- [WHAT THE TASK ASKS] Return every line of the data below, exactly.

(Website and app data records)
((
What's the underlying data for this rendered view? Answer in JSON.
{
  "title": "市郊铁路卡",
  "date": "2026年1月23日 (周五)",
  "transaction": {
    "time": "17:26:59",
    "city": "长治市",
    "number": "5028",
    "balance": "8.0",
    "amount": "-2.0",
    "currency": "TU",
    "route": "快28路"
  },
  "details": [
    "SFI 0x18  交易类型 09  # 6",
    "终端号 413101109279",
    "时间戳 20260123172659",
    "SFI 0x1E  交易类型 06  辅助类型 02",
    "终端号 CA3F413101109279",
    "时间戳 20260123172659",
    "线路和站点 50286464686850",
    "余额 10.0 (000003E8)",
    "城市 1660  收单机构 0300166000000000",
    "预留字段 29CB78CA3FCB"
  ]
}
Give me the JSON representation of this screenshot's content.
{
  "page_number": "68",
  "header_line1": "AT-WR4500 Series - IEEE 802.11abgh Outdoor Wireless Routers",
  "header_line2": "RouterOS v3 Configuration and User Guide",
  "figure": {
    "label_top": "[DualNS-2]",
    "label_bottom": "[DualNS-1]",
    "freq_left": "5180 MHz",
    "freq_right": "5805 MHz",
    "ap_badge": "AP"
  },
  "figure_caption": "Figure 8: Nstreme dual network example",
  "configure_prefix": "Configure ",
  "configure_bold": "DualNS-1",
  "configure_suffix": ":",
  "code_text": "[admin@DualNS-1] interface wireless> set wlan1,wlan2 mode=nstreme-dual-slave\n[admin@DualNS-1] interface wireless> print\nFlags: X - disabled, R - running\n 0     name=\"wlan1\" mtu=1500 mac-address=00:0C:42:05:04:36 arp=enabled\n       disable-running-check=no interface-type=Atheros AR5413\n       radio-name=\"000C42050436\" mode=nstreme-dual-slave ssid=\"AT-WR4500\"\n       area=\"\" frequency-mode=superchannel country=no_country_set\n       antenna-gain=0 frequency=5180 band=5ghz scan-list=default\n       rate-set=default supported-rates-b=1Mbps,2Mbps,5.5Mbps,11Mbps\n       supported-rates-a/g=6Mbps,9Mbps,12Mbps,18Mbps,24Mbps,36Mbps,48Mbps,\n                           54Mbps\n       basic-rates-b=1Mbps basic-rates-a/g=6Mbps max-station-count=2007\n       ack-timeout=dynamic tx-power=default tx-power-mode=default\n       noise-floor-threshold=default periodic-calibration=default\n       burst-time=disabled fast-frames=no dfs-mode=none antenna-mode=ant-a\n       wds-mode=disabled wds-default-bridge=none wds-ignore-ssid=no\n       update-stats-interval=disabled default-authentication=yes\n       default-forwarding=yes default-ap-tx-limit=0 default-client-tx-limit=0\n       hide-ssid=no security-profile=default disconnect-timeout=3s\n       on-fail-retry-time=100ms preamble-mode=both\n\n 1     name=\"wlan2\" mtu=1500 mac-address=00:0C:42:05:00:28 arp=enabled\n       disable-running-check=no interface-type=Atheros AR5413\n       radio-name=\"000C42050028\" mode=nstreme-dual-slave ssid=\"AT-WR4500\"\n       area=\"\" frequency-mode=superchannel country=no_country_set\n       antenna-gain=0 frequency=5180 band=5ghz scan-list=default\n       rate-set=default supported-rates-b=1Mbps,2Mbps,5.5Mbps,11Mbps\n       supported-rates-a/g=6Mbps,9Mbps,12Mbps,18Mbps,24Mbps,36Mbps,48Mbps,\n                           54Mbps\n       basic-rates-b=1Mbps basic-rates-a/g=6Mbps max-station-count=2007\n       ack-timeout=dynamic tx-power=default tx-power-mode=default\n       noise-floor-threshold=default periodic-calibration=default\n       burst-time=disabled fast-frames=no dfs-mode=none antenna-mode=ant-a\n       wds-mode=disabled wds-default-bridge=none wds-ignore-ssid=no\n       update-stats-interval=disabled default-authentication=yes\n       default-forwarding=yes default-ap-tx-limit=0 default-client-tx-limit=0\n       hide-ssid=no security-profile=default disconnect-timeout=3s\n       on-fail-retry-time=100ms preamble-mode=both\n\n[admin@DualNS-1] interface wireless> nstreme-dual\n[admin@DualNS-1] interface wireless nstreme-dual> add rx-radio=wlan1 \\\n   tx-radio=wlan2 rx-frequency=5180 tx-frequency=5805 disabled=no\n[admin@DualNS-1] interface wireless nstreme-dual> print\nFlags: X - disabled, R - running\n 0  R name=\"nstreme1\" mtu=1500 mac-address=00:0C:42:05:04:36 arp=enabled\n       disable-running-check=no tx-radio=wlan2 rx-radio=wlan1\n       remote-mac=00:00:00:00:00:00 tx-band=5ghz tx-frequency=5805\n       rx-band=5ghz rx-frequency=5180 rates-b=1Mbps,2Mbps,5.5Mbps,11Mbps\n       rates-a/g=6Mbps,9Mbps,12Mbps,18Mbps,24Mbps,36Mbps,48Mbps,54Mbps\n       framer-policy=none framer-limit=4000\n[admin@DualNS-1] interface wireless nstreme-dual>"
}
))
- [RESPONSE TO THE EXERCISE]
What's the underlying data for this rendered view? Answer in JSON.
{
  "title": "市郊铁路卡",
  "date": "2026年1月23日 (周五)",
  "transaction": {
    "time": "17:26:59",
    "city": "长治市",
    "number": "5028",
    "balance": "8.0",
    "amount": "-2.0",
    "currency": "TU",
    "route": "快28路"
  },
  "details": [
    "SFI 0x18  交易类型 09  # 6",
    "终端号 413101109279",
    "时间戳 20260123172659",
    "SFI 0x1E  交易类型 06  辅助类型 02",
    "终端号 CA3F413101109279",
    "时间戳 20260123172659",
    "线路和站点 50286464686850",
    "余额 10.0 (000003E8)",
    "城市 1660  收单机构 0300166000000000",
    "预留字段 29CB78CA3FCB"
  ]
}
Give me the JSON representation of this screenshot's content.
{
  "page_number": "68",
  "header_line1": "AT-WR4500 Series - IEEE 802.11abgh Outdoor Wireless Routers",
  "header_line2": "RouterOS v3 Configuration and User Guide",
  "figure": {
    "label_top": "[DualNS-2]",
    "label_bottom": "[DualNS-1]",
    "freq_left": "5180 MHz",
    "freq_right": "5805 MHz",
    "ap_badge": "AP"
  },
  "figure_caption": "Figure 8: Nstreme dual network example",
  "configure_prefix": "Configure ",
  "configure_bold": "DualNS-1",
  "configure_suffix": ":",
  "code_text": "[admin@DualNS-1] interface wireless> set wlan1,wlan2 mode=nstreme-dual-slave\n[admin@DualNS-1] interface wireless> print\nFlags: X - disabled, R - running\n 0     name=\"wlan1\" mtu=1500 mac-address=00:0C:42:05:04:36 arp=enabled\n       disable-running-check=no interface-type=Atheros AR5413\n       radio-name=\"000C42050436\" mode=nstreme-dual-slave ssid=\"AT-WR4500\"\n       area=\"\" frequency-mode=superchannel country=no_country_set\n       antenna-gain=0 frequency=5180 band=5ghz scan-list=default\n       rate-set=default supported-rates-b=1Mbps,2Mbps,5.5Mbps,11Mbps\n       supported-rates-a/g=6Mbps,9Mbps,12Mbps,18Mbps,24Mbps,36Mbps,48Mbps,\n                           54Mbps\n       basic-rates-b=1Mbps basic-rates-a/g=6Mbps max-station-count=2007\n       ack-timeout=dynamic tx-power=default tx-power-mode=default\n       noise-floor-threshold=default periodic-calibration=default\n       burst-time=disabled fast-frames=no dfs-mode=none antenna-mode=ant-a\n       wds-mode=disabled wds-default-bridge=none wds-ignore-ssid=no\n       update-stats-interval=disabled default-authentication=yes\n       default-forwarding=yes default-ap-tx-limit=0 default-client-tx-limit=0\n       hide-ssid=no security-profile=default disconnect-timeout=3s\n       on-fail-retry-time=100ms preamble-mode=both\n\n 1     name=\"wlan2\" mtu=1500 mac-address=00:0C:42:05:00:28 arp=enabled\n       disable-running-check=no interface-type=Atheros AR5413\n       radio-name=\"000C42050028\" mode=nstreme-dual-slave ssid=\"AT-WR4500\"\n       area=\"\" frequency-mode=superchannel country=no_country_set\n       antenna-gain=0 frequency=5180 band=5ghz scan-list=default\n       rate-set=default supported-rates-b=1Mbps,2Mbps,5.5Mbps,11Mbps\n       supported-rates-a/g=6Mbps,9Mbps,12Mbps,18Mbps,24Mbps,36Mbps,48Mbps,\n                           54Mbps\n       basic-rates-b=1Mbps basic-rates-a/g=6Mbps max-station-count=2007\n       ack-timeout=dynamic tx-power=default tx-power-mode=default\n       noise-floor-threshold=default periodic-calibration=default\n       burst-time=disabled fast-frames=no dfs-mode=none antenna-mode=ant-a\n       wds-mode=disabled wds-default-bridge=none wds-ignore-ssid=no\n       update-stats-interval=disabled default-authentication=yes\n       default-forwarding=yes default-ap-tx-limit=0 default-client-tx-limit=0\n       hide-ssid=no security-profile=default disconnect-timeout=3s\n       on-fail-retry-time=100ms preamble-mode=both\n\n[admin@DualNS-1] interface wireless> nstreme-dual\n[admin@DualNS-1] interface wireless nstreme-dual> add rx-radio=wlan1 \\\n   tx-radio=wlan2 rx-frequency=5180 tx-frequency=5805 disabled=no\n[admin@DualNS-1] interface wireless nstreme-dual> print\nFlags: X - disabled, R - running\n 0  R name=\"nstreme1\" mtu=1500 mac-address=00:0C:42:05:04:36 arp=enabled\n       disable-running-check=no tx-radio=wlan2 rx-radio=wlan1\n       remote-mac=00:00:00:00:00:00 tx-band=5ghz tx-frequency=5805\n       rx-band=5ghz rx-frequency=5180 rates-b=1Mbps,2Mbps,5.5Mbps,11Mbps\n       rates-a/g=6Mbps,9Mbps,12Mbps,18Mbps,24Mbps,36Mbps,48Mbps,54Mbps\n       framer-policy=none framer-limit=4000\n[admin@DualNS-1] interface wireless nstreme-dual>"
}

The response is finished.